Not so very long ago, mamas didn't let their babies grow up to be cooks. It's no accident that restaurant kitchens were situated in the back, with swinging doors firmly affixed to their entrances. Food was supposed appear out of nowhere, like magic. The people who cooked it were irrelevant — interchangeable cogs in military brigade systems, or miscreants who did the job as a means to some other end. For evidence of this, look no further than food's favorite bad boy, Anthony Bourdain, who describes the life of the derelict cook in his famous tell-all book Kitchen Confidential.
|Image by Emily Utne|
These days, we delight in the cook as artist.

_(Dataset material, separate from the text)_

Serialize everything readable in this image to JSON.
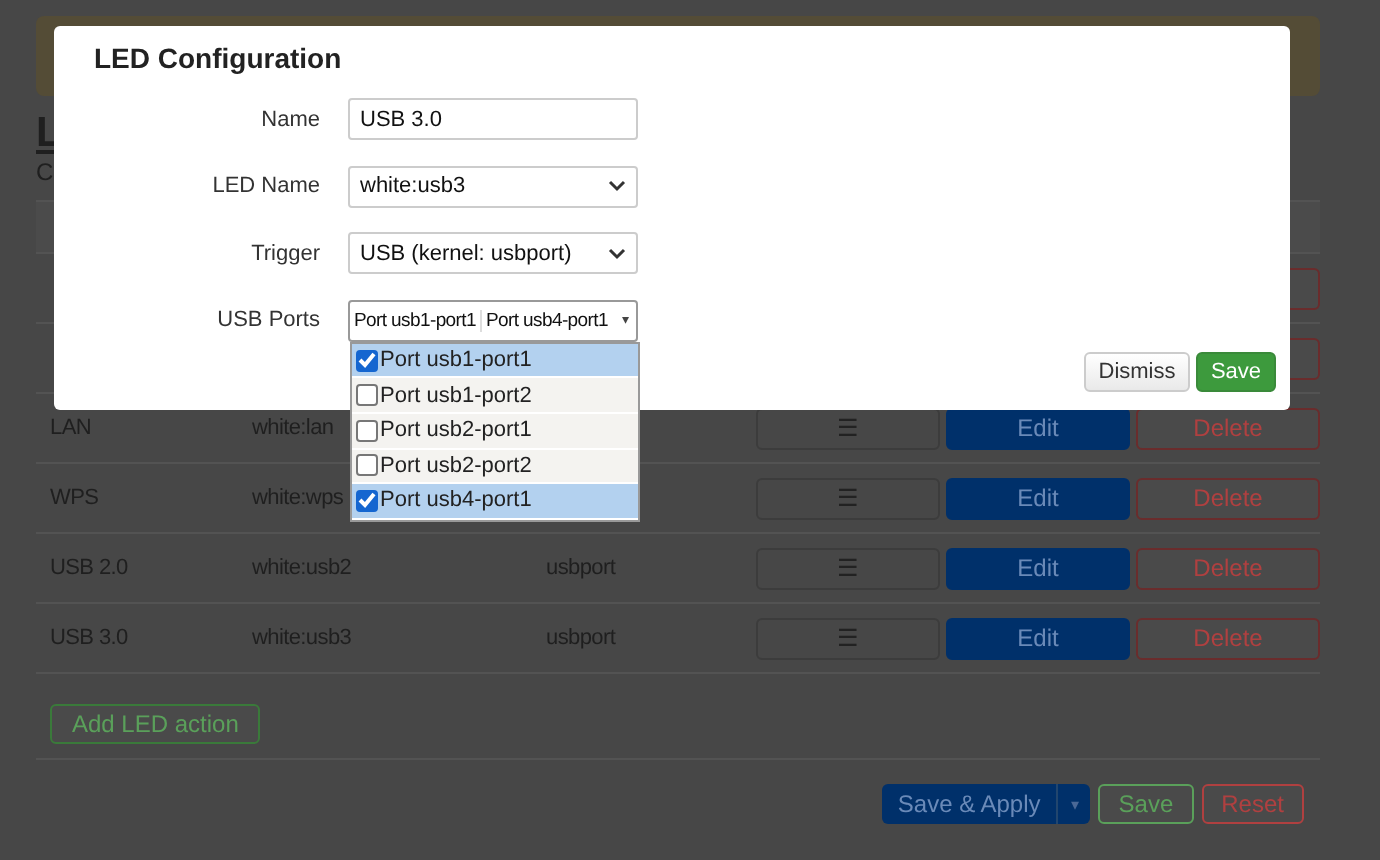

We want to know who put together the plate, how they did it, what drives them, and how they can possibly be so capable, so creative. For a while it was fun — what cook didn't like coming out of the shadows for a bit, getting their picture taken, having ladies (and fellows) give them "that look"?

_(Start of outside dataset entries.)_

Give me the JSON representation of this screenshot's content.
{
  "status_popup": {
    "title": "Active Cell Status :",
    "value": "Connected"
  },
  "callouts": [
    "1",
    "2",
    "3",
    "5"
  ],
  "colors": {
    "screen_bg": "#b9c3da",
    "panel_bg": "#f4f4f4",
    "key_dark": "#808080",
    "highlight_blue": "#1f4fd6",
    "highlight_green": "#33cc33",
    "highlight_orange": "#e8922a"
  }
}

But another trend is brewing, one of kitchen crews wondering if they really have time for all this folly. Who has time for genius when the hood needs cleaning and the cost of beef won't stop going up?More »